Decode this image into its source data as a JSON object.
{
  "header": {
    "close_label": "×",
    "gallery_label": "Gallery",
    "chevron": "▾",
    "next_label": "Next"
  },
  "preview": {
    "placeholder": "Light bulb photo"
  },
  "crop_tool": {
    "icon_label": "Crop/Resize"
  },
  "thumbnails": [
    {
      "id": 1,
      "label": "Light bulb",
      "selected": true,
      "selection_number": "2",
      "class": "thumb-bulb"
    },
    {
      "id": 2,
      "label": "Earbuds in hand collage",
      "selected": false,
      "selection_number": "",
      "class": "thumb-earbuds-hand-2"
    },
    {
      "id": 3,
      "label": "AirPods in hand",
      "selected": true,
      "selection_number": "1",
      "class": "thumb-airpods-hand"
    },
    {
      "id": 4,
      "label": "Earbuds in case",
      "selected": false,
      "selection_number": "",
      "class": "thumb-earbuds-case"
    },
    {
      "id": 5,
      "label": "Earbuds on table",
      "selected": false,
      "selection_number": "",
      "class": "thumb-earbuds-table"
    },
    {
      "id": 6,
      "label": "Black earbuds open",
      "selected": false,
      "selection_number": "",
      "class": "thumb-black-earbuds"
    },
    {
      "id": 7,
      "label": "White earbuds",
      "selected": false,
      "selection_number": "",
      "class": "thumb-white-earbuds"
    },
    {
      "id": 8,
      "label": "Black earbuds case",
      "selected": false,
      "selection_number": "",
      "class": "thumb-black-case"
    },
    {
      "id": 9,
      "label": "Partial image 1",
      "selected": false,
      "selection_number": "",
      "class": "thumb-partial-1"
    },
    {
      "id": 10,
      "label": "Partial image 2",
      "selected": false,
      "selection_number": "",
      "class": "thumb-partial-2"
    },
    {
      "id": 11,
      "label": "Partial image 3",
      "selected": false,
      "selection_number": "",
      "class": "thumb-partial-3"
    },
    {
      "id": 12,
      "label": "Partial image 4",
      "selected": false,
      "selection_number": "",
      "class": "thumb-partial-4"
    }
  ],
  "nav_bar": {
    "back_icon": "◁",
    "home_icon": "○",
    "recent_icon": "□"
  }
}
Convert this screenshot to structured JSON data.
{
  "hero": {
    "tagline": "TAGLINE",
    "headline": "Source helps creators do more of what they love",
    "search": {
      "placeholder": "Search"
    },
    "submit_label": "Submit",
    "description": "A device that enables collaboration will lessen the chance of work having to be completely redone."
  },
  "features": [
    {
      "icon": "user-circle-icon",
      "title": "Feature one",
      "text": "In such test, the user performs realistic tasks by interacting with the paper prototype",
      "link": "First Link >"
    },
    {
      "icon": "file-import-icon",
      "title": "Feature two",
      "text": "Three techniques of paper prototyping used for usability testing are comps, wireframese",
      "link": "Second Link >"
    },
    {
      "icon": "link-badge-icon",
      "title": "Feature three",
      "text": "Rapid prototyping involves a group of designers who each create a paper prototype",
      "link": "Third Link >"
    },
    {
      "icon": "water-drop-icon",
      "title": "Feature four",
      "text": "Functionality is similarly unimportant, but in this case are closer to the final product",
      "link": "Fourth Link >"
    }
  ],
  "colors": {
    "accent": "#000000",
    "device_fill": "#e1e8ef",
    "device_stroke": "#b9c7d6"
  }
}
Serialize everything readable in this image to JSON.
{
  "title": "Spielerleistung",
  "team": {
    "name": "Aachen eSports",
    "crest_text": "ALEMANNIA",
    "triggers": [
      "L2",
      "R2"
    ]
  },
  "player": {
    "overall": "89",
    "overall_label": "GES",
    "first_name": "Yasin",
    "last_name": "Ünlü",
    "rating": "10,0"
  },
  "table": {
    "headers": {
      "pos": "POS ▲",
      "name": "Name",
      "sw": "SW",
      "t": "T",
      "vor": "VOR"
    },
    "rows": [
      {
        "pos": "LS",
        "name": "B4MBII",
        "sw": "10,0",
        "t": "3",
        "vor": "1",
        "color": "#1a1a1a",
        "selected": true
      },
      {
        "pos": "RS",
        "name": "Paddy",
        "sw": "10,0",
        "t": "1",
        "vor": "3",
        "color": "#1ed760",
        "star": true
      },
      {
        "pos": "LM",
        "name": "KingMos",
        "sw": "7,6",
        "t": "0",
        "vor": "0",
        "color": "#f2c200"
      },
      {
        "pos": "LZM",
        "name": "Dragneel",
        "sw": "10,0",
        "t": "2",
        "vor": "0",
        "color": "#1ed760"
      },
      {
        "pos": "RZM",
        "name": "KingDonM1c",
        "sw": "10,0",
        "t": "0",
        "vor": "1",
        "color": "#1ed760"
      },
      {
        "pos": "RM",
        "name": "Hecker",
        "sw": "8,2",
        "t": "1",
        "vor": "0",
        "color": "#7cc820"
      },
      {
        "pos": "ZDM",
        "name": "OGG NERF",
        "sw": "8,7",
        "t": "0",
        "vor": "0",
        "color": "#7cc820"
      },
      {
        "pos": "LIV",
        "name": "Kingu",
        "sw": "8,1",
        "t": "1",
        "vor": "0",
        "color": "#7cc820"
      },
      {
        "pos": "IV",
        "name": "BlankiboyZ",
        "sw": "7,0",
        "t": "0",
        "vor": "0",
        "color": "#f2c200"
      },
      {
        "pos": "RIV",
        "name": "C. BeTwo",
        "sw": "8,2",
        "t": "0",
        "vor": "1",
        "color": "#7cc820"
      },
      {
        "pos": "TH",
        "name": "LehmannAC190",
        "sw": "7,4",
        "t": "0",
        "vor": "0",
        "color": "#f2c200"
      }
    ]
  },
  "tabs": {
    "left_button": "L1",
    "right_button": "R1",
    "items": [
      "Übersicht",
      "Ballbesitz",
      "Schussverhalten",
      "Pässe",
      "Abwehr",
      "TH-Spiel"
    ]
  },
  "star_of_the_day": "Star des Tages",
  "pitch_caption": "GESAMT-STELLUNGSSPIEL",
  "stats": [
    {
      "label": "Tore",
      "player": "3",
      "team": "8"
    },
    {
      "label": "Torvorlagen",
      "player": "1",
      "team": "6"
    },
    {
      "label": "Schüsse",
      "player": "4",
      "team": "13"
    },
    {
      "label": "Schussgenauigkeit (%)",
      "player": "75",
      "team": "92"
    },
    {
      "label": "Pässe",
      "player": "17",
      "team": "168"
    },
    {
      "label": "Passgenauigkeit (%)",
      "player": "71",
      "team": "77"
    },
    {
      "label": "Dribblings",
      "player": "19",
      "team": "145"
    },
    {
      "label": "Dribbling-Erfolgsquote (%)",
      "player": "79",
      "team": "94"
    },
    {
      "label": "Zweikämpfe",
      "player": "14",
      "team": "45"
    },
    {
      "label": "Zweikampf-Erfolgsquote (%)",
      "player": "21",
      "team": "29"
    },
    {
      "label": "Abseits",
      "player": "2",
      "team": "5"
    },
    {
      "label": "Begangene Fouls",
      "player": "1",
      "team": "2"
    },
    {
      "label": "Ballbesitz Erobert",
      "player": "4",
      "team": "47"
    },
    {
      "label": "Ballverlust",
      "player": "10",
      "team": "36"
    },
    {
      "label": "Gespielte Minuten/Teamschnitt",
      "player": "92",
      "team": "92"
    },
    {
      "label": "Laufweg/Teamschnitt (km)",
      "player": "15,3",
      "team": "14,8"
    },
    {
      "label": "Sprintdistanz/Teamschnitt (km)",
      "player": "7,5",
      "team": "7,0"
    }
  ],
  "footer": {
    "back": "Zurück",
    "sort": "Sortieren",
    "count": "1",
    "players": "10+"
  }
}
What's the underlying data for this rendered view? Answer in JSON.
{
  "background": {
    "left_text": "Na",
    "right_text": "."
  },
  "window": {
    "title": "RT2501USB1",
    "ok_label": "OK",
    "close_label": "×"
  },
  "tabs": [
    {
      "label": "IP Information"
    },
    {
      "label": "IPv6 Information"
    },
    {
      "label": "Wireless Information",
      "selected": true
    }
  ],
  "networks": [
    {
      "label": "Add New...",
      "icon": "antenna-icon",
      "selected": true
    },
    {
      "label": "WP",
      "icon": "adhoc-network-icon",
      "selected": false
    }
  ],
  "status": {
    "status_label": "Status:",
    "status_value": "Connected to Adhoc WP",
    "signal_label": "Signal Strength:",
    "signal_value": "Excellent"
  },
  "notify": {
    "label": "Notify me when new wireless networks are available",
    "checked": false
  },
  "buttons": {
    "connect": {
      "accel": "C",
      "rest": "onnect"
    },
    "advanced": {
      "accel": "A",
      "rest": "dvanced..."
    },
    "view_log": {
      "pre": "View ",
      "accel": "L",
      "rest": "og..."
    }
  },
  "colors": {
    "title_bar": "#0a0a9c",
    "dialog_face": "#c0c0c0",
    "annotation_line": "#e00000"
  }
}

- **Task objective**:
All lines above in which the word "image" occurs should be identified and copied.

- **Task response**:
Decode this image into its source data as a JSON object.
      "label": "Partial image 1",
      "label": "Partial image 2",
      "label": "Partial image 3",
      "label": "Partial image 4",
Serialize everything readable in this image to JSON.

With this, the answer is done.